[Stored dataset items]
————

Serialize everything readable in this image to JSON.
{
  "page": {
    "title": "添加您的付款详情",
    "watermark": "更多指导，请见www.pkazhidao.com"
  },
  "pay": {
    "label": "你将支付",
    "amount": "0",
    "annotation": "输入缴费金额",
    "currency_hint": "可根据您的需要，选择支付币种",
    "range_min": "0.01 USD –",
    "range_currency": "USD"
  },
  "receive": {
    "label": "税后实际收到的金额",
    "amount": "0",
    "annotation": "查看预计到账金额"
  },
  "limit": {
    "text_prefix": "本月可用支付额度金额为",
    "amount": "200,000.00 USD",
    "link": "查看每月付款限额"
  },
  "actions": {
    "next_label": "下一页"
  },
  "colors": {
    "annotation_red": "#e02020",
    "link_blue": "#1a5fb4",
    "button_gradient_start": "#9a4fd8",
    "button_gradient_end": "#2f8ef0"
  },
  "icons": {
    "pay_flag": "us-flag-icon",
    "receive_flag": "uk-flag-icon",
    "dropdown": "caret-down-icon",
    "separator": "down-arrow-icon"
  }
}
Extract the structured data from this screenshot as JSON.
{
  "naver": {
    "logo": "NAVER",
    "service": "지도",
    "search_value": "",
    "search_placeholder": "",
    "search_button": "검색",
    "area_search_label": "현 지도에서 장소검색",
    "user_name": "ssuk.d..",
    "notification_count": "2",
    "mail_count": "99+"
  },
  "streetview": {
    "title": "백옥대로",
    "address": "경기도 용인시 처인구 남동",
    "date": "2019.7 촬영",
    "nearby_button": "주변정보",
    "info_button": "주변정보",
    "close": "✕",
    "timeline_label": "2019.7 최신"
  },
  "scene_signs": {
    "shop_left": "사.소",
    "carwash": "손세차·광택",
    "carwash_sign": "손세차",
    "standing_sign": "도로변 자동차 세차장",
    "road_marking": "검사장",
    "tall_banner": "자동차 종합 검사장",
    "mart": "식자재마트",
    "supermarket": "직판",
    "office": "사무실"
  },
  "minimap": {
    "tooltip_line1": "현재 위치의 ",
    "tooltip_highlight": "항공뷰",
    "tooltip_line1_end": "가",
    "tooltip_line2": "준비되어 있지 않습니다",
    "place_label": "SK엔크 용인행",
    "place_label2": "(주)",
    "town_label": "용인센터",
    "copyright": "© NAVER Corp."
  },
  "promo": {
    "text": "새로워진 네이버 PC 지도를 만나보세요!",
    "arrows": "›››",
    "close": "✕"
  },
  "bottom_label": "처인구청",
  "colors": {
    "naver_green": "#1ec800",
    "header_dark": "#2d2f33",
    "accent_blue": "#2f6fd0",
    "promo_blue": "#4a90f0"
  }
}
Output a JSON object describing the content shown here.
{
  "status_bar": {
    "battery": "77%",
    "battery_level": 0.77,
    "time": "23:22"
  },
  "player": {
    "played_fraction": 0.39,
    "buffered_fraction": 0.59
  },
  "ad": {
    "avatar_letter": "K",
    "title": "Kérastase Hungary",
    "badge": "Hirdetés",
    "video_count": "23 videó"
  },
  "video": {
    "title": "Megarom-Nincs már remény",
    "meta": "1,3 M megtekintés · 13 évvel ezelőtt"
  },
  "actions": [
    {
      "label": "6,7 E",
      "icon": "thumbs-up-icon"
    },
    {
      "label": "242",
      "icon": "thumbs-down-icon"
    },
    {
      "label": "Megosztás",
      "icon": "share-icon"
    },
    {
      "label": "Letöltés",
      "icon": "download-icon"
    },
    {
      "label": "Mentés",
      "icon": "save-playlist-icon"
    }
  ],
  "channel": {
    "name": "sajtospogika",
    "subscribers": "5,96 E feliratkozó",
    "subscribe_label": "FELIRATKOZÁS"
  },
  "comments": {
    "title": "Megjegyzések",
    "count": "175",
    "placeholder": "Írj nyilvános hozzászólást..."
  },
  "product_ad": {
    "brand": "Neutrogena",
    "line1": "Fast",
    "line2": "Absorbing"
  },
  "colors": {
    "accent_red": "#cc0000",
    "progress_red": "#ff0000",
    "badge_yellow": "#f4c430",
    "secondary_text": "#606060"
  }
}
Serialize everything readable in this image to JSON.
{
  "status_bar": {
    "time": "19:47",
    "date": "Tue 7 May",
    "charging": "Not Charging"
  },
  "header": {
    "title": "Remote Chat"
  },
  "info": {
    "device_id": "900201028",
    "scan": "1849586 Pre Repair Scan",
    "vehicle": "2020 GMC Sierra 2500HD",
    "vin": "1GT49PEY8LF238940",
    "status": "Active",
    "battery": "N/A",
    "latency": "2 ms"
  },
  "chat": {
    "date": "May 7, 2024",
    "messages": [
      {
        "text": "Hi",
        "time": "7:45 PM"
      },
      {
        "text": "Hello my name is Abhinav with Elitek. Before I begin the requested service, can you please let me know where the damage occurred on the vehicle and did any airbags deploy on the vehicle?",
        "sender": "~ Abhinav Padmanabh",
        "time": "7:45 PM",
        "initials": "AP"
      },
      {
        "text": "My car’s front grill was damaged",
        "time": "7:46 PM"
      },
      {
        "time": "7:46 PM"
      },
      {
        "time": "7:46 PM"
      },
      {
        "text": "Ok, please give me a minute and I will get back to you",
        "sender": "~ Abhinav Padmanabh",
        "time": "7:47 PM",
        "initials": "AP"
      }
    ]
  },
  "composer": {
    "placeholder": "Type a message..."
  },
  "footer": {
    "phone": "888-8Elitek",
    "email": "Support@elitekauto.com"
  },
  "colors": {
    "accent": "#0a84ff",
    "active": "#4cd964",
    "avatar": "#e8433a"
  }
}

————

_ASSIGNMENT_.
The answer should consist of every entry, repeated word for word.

_ANSWER TO THIS PROBLEM_.
Serialize everything readable in this image to JSON.
{
  "page": {
    "title": "添加您的付款详情",
    "watermark": "更多指导，请见www.pkazhidao.com"
  },
  "pay": {
    "label": "你将支付",
    "amount": "0",
    "annotation": "输入缴费金额",
    "currency_hint": "可根据您的需要，选择支付币种",
    "range_min": "0.01 USD –",
    "range_currency": "USD"
  },
  "receive": {
    "label": "税后实际收到的金额",
    "amount": "0",
    "annotation": "查看预计到账金额"
  },
  "limit": {
    "text_prefix": "本月可用支付额度金额为",
    "amount": "200,000.00 USD",
    "link": "查看每月付款限额"
  },
  "actions": {
    "next_label": "下一页"
  },
  "colors": {
    "annotation_red": "#e02020",
    "link_blue": "#1a5fb4",
    "button_gradient_start": "#9a4fd8",
    "button_gradient_end": "#2f8ef0"
  },
  "icons": {
    "pay_flag": "us-flag-icon",
    "receive_flag": "uk-flag-icon",
    "dropdown": "caret-down-icon",
    "separator": "down-arrow-icon"
  }
}
Extract the structured data from this screenshot as JSON.
{
  "naver": {
    "logo": "NAVER",
    "service": "지도",
    "search_value": "",
    "search_placeholder": "",
    "search_button": "검색",
    "area_search_label": "현 지도에서 장소검색",
    "user_name": "ssuk.d..",
    "notification_count": "2",
    "mail_count": "99+"
  },
  "streetview": {
    "title": "백옥대로",
    "address": "경기도 용인시 처인구 남동",
    "date": "2019.7 촬영",
    "nearby_button": "주변정보",
    "info_button": "주변정보",
    "close": "✕",
    "timeline_label": "2019.7 최신"
  },
  "scene_signs": {
    "shop_left": "사.소",
    "carwash": "손세차·광택",
    "carwash_sign": "손세차",
    "standing_sign": "도로변 자동차 세차장",
    "road_marking": "검사장",
    "tall_banner": "자동차 종합 검사장",
    "mart": "식자재마트",
    "supermarket": "직판",
    "office": "사무실"
  },
  "minimap": {
    "tooltip_line1": "현재 위치의 ",
    "tooltip_highlight": "항공뷰",
    "tooltip_line1_end": "가",
    "tooltip_line2": "준비되어 있지 않습니다",
    "place_label": "SK엔크 용인행",
    "place_label2": "(주)",
    "town_label": "용인센터",
    "copyright": "© NAVER Corp."
  },
  "promo": {
    "text": "새로워진 네이버 PC 지도를 만나보세요!",
    "arrows": "›››",
    "close": "✕"
  },
  "bottom_label": "처인구청",
  "colors": {
    "naver_green": "#1ec800",
    "header_dark": "#2d2f33",
    "accent_blue": "#2f6fd0",
    "promo_blue": "#4a90f0"
  }
}
Output a JSON object describing the content shown here.
{
  "status_bar": {
    "battery": "77%",
    "battery_level": 0.77,
    "time": "23:22"
  },
  "player": {
    "played_fraction": 0.39,
    "buffered_fraction": 0.59
  },
  "ad": {
    "avatar_letter": "K",
    "title": "Kérastase Hungary",
    "badge": "Hirdetés",
    "video_count": "23 videó"
  },
  "video": {
    "title": "Megarom-Nincs már remény",
    "meta": "1,3 M megtekintés · 13 évvel ezelőtt"
  },
  "actions": [
    {
      "label": "6,7 E",
      "icon": "thumbs-up-icon"
    },
    {
      "label": "242",
      "icon": "thumbs-down-icon"
    },
    {
      "label": "Megosztás",
      "icon": "share-icon"
    },
    {
      "label": "Letöltés",
      "icon": "download-icon"
    },
    {
      "label": "Mentés",
      "icon": "save-playlist-icon"
    }
  ],
  "channel": {
    "name": "sajtospogika",
    "subscribers": "5,96 E feliratkozó",
    "subscribe_label": "FELIRATKOZÁS"
  },
  "comments": {
    "title": "Megjegyzések",
    "count": "175",
    "placeholder": "Írj nyilvános hozzászólást..."
  },
  "product_ad": {
    "brand": "Neutrogena",
    "line1": "Fast",
    "line2": "Absorbing"
  },
  "colors": {
    "accent_red": "#cc0000",
    "progress_red": "#ff0000",
    "badge_yellow": "#f4c430",
    "secondary_text": "#606060"
  }
}
Serialize everything readable in this image to JSON.
{
  "status_bar": {
    "time": "19:47",
    "date": "Tue 7 May",
    "charging": "Not Charging"
  },
  "header": {
    "title": "Remote Chat"
  },
  "info": {
    "device_id": "900201028",
    "scan": "1849586 Pre Repair Scan",
    "vehicle": "2020 GMC Sierra 2500HD",
    "vin": "1GT49PEY8LF238940",
    "status": "Active",
    "battery": "N/A",
    "latency": "2 ms"
  },
  "chat": {
    "date": "May 7, 2024",
    "messages": [
      {
        "text": "Hi",
        "time": "7:45 PM"
      },
      {
        "text": "Hello my name is Abhinav with Elitek. Before I begin the requested service, can you please let me know where the damage occurred on the vehicle and did any airbags deploy on the vehicle?",
        "sender": "~ Abhinav Padmanabh",
        "time": "7:45 PM",
        "initials": "AP"
      },
      {
        "text": "My car’s front grill was damaged",
        "time": "7:46 PM"
      },
      {
        "time": "7:46 PM"
      },
      {
        "time": "7:46 PM"
      },
      {
        "text": "Ok, please give me a minute and I will get back to you",
        "sender": "~ Abhinav Padmanabh",
        "time": "7:47 PM",
        "initials": "AP"
      }
    ]
  },
  "composer": {
    "placeholder": "Type a message..."
  },
  "footer": {
    "phone": "888-8Elitek",
    "email": "Support@elitekauto.com"
  },
  "colors": {
    "accent": "#0a84ff",
    "active": "#4cd964",
    "avatar": "#e8433a"
  }
}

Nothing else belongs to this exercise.